Work item
Look through the listing for the word "this". Copy each line that has it.

########################################

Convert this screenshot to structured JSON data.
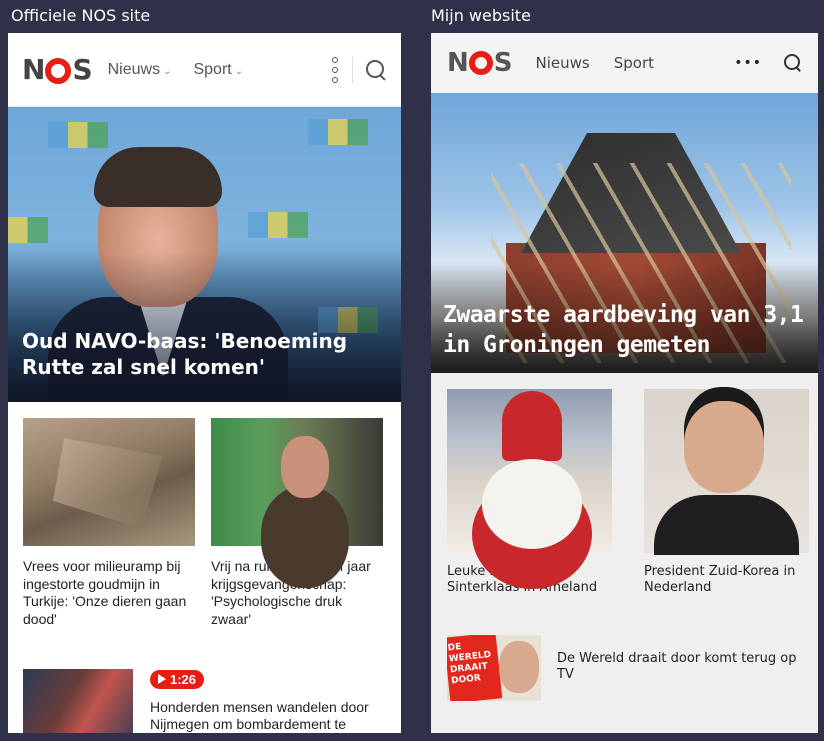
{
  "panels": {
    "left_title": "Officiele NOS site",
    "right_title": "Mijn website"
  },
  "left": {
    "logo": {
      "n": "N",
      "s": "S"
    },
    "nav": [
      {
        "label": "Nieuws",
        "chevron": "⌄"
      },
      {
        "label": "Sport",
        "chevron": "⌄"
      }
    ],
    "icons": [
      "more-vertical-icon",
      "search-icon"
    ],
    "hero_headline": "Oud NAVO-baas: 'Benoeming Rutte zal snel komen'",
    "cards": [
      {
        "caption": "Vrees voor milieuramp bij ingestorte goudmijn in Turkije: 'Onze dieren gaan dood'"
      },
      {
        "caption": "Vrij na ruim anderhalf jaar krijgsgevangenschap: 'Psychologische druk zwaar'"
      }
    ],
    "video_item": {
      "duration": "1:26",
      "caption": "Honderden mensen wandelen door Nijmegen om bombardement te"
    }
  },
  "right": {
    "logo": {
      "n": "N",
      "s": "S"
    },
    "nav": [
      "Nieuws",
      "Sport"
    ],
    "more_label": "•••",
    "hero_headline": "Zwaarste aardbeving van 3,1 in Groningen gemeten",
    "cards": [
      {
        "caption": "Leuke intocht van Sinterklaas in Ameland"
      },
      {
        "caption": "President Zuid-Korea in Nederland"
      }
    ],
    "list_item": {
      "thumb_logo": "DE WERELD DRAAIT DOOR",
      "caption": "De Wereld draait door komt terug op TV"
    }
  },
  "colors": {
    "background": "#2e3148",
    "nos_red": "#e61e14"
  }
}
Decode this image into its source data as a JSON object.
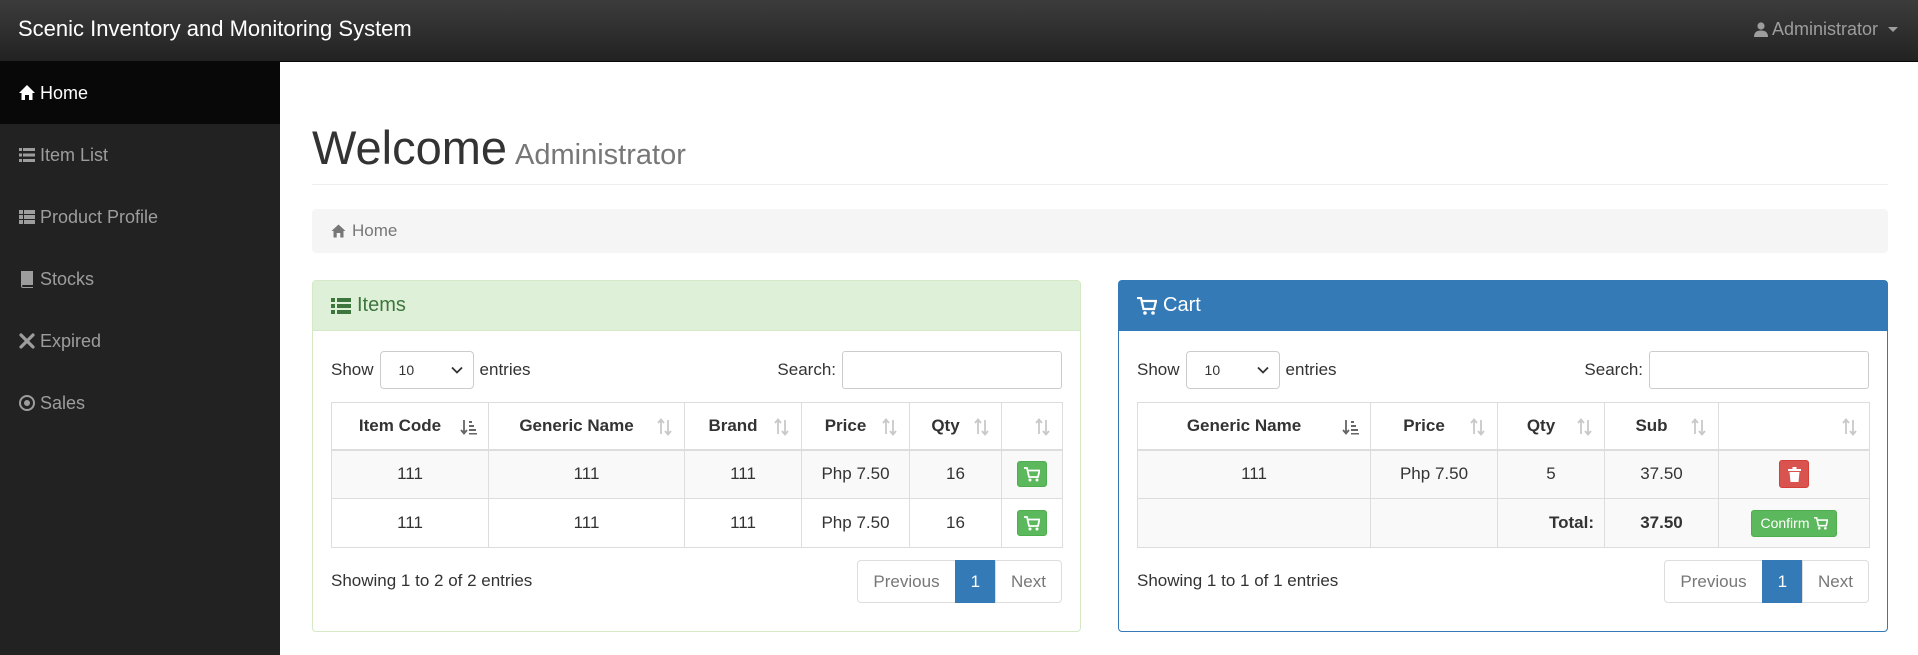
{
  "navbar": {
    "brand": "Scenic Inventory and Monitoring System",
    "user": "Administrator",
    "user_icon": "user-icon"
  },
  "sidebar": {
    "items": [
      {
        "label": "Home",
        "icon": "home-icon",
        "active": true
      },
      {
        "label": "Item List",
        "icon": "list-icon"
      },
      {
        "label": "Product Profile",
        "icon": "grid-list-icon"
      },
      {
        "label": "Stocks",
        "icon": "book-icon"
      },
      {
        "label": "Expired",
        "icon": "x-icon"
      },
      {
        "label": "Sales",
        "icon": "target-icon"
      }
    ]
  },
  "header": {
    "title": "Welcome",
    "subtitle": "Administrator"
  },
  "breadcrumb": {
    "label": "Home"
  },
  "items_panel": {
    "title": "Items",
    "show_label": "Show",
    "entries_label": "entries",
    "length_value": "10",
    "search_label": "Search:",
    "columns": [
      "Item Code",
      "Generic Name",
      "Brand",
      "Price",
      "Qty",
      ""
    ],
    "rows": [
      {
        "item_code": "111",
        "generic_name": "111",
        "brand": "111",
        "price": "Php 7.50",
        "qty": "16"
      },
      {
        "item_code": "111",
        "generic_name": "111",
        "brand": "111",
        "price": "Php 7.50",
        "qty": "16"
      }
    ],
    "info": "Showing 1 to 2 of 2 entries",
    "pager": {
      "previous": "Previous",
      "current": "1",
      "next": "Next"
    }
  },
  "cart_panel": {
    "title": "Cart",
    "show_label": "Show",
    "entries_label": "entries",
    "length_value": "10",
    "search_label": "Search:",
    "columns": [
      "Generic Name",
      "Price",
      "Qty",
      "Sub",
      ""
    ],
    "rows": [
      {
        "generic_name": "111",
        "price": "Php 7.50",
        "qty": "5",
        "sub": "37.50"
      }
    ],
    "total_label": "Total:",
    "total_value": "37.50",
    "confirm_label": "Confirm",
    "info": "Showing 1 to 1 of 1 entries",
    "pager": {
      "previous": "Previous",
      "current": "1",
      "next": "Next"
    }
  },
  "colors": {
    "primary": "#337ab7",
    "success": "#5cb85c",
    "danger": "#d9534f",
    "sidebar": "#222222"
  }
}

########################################

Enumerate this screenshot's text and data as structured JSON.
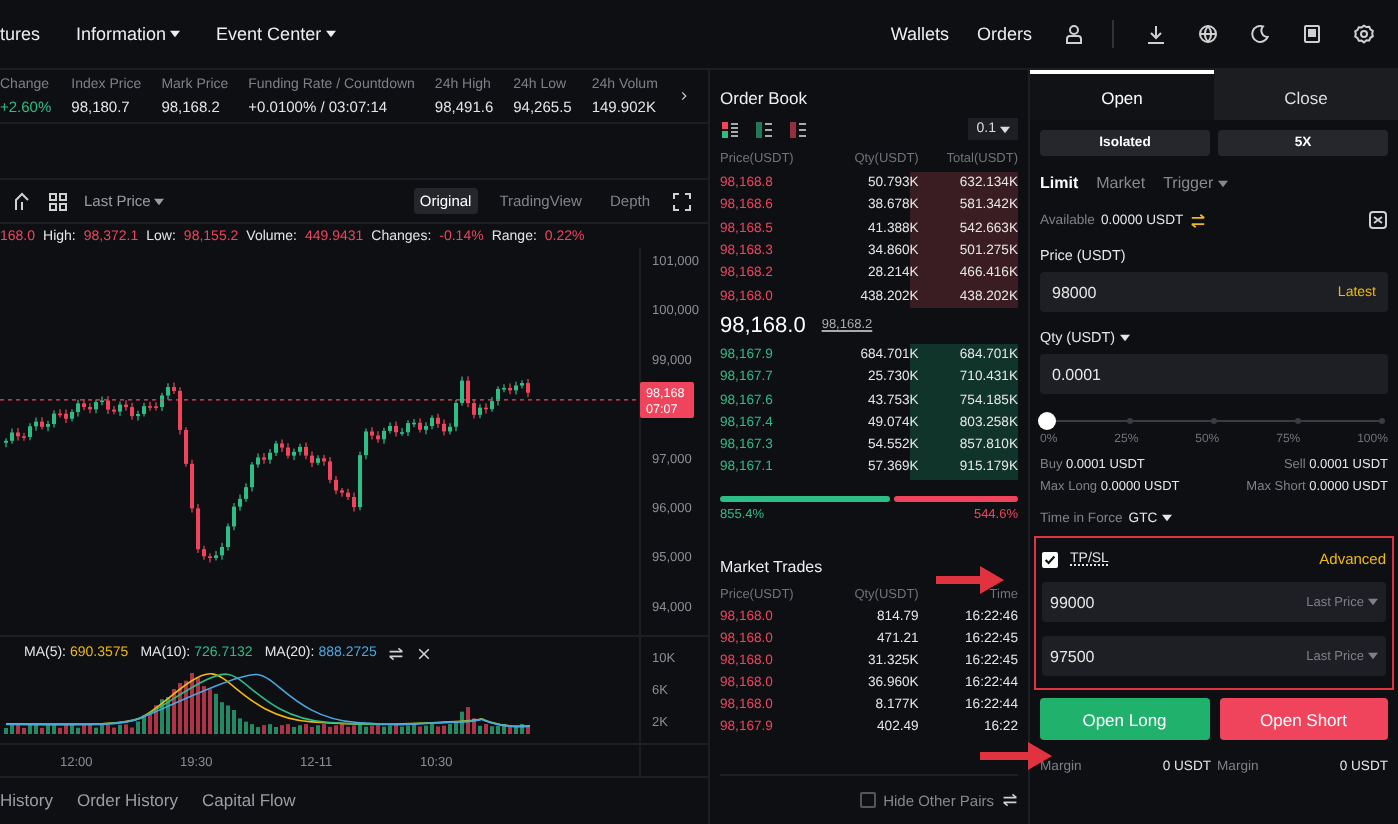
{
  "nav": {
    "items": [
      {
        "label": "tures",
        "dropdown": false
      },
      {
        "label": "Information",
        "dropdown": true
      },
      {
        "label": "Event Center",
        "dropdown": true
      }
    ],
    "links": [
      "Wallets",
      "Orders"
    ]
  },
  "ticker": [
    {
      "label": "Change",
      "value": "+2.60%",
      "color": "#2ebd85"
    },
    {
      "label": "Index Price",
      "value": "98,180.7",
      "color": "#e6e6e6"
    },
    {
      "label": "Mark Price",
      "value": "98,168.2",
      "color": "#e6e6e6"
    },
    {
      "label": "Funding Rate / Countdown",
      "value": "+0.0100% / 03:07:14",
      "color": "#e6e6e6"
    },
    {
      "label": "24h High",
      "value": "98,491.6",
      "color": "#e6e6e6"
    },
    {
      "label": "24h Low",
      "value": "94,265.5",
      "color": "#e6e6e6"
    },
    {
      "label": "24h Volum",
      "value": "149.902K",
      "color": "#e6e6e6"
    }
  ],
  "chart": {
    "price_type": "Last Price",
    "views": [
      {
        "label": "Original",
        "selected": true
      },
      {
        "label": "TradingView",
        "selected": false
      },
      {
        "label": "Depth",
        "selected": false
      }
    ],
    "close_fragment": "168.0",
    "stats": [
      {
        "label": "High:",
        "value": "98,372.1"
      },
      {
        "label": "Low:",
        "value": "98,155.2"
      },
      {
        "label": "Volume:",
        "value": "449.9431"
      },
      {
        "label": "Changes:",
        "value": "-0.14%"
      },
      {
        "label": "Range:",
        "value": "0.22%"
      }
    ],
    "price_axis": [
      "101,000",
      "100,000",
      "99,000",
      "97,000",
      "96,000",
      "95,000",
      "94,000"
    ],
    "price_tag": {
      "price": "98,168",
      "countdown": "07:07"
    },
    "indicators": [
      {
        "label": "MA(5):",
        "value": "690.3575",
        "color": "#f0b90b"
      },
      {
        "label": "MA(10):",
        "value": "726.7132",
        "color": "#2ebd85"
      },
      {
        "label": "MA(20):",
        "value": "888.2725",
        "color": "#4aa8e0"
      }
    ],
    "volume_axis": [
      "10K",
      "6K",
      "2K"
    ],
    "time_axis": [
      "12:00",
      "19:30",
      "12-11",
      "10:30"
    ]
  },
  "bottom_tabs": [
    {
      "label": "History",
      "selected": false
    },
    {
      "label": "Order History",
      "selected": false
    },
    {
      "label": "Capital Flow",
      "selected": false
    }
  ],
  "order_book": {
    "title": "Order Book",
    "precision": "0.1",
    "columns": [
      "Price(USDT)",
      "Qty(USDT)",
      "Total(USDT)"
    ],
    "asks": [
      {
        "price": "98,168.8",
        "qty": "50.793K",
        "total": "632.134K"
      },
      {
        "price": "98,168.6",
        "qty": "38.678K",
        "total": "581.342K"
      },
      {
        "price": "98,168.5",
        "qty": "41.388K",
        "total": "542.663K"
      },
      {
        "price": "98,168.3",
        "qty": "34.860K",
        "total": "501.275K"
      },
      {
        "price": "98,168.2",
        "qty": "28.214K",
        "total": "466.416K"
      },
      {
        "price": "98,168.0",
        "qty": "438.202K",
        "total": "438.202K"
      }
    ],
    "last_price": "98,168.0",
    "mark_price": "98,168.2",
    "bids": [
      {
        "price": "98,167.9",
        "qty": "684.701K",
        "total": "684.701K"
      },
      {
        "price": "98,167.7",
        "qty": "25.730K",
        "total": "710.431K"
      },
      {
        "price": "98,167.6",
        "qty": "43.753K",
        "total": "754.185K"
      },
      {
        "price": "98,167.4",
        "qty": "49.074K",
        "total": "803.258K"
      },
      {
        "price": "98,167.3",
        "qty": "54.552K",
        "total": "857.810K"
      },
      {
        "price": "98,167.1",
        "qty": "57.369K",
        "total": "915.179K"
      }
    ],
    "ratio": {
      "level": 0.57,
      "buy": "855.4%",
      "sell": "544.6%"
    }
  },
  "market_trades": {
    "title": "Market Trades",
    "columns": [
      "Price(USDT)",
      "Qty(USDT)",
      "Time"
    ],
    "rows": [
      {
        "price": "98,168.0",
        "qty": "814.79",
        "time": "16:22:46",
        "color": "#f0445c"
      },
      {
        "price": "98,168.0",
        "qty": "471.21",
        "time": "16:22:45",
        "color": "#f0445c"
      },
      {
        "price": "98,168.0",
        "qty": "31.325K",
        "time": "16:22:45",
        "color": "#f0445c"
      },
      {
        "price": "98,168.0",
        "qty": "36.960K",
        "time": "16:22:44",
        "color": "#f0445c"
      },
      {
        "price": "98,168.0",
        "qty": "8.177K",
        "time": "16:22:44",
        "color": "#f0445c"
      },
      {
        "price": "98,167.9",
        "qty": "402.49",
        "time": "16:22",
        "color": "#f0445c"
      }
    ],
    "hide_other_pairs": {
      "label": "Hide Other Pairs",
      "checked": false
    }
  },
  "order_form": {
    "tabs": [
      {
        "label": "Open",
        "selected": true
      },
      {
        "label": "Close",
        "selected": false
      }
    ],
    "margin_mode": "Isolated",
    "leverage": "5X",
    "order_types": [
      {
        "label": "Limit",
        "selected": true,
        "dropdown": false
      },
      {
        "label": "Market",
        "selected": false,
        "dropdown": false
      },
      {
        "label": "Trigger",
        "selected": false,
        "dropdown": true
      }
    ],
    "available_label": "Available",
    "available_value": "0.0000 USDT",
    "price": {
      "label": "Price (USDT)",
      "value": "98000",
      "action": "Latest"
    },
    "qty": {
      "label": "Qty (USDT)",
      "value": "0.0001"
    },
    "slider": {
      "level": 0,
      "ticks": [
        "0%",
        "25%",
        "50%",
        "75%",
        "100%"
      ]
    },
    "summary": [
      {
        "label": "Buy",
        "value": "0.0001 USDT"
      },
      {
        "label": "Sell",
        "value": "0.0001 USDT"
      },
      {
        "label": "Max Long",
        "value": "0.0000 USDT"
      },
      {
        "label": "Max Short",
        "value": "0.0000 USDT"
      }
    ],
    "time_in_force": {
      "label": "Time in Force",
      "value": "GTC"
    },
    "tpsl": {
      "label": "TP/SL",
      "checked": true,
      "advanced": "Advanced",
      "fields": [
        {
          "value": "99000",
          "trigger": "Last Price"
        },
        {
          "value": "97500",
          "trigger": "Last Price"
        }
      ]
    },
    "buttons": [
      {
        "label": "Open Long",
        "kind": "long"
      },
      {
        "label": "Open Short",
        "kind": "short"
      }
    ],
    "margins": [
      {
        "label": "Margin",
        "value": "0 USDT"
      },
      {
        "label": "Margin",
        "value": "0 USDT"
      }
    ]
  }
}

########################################

Exercise solution
Convert this screenshot to structured JSON data.
Decode this image into its source data as a JSON object.
Enumerate this screenshot's text and data as structured JSON.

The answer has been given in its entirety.